Toby Dorr: I think that’s an amazing story, and I loved that you said you were gonna reclaim yourself through this process. And the other thing that really stood out to me, as you said, perspective is a superpower it truly is. I think people don’t realize how much power owning your own perspective can give you in any situation. It’s a game-changer, really.
Carly Fahey-Dima: It is, you said it perfectly. It is a game changer. You could be dealt the worst hand possible, and you can flip your perspective to figure out how this is a learning opportunity, how to find your strength in this, and how your character is going to be tested. Even if you haven’t figured out on the spot, even if you’re not thrown into a situation, you know exactly what you’re gonna get from it. Just holding onto perspective, just repeating, look at this from perspective is what’s gonna make all the difference because you can’t always change what’s happening around you.
Toby Dorr: You can’t, and perspective gives the weakest person in their darkest moment all the power. And I think that’s great that you called it a superpower. I love that.
Carly Fahey-Dima: Absolutely.
Toby Dorr: Well, Carly, thank you so much for joining us today. Is there anything else you’d like to add that I haven’t asked you about?
Carly Fahey-Dima: No, we covered almost all of it. I’d say that this was a fantastic interview experience. You made it very easy to talk about the hard things. And even in this situation, I feel like I’ve grown more from the experience just retelling it and recalling it.
Toby Dorr: Telling our stories gives us power and helps us grow because the more we tell it, the more we let it take root in ourselves and find the good in it. I
Carly Fahey-Dima: Right, and perspective truly is my superpower.
Toby Dorr: Thanks for your vulnerability and your willingness to tell us about your hard things.
Carly Fahey-Dima: Absolutely. This is my first time publicly speaking to someone about them. I’ve written it a few times and, you know, taken different, different courses of perspective and how I write my situation. But having it out there in a conversation is a different type of kind of therapy and healing and as you said, rooting it.
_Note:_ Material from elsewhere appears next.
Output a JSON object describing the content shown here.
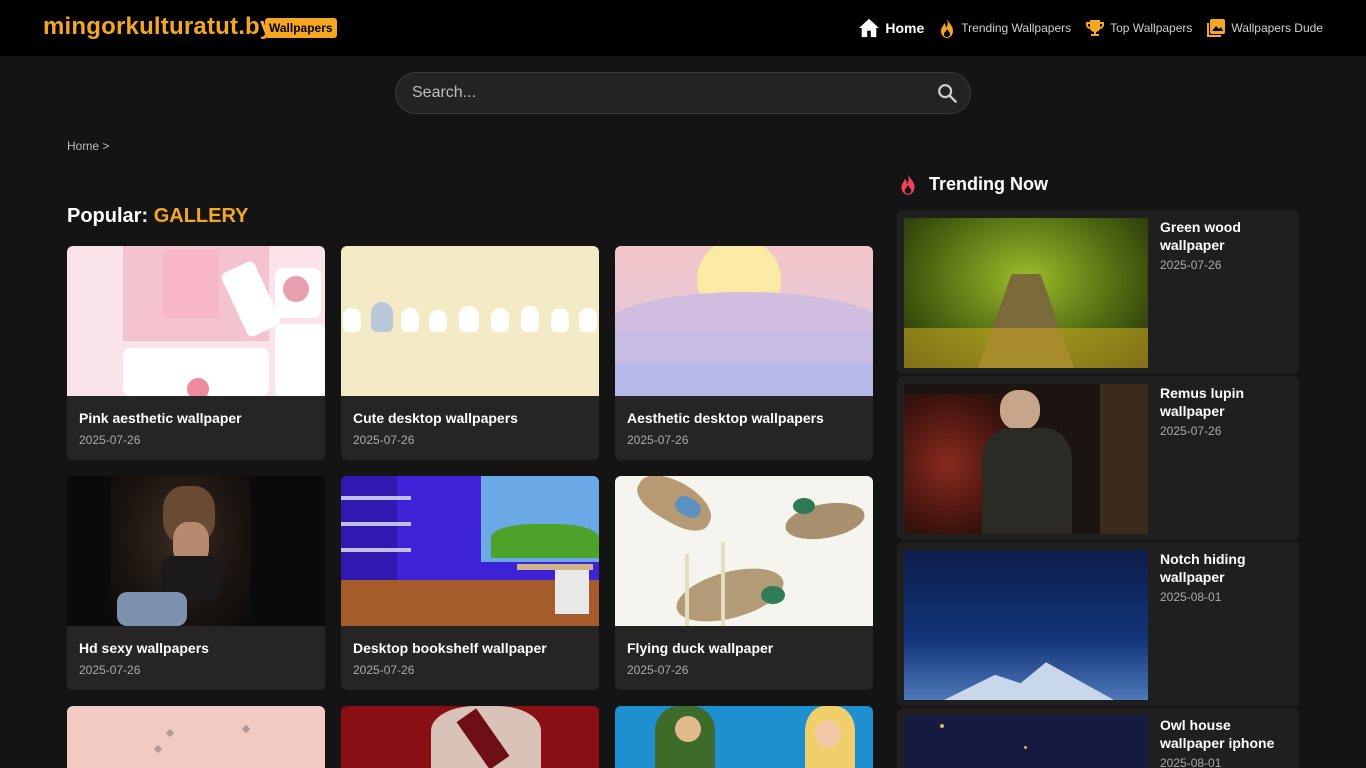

Toby Dorr: Well, I look forward to the book you’re gonna write one day. I’d like to sign up to be one of your beta readers when you’re ready because I think you have a powerful story to tell.
Carly Fahey-Dima: I appreciate it, Toby. Thank you.
Toby Dorr: You’re welcome. I want to remind you that none of us are our worst mistake. We all have so much more to offer the world, and those so-called mistakes really are just blessed opportunities to learn and grow. Carly has shown us that so well today. Next week, we’ll continue to bring you inspiring stories by people who’ve identified a need for change and are working to make a difference in this world. Subscribe to our Patreon channel, Fierce Conversations for special inside access. Go to patreon.com/fierce conversations or look for the link in the show notes. This is Fierce Conversations with Toby. In my memoir, Living With Conviction, I recount a conversation I had in prison where my friend Lisa told me, ‘In here we can talk about all the hard things. In fact, I think we must’, and so we shall. Until next time, this is Toby. You can also find a link in the show notes to get a copy of my memoir, living With Conviction. Thanks so much for joining us, and don’t forget. Perspective is your superpower too.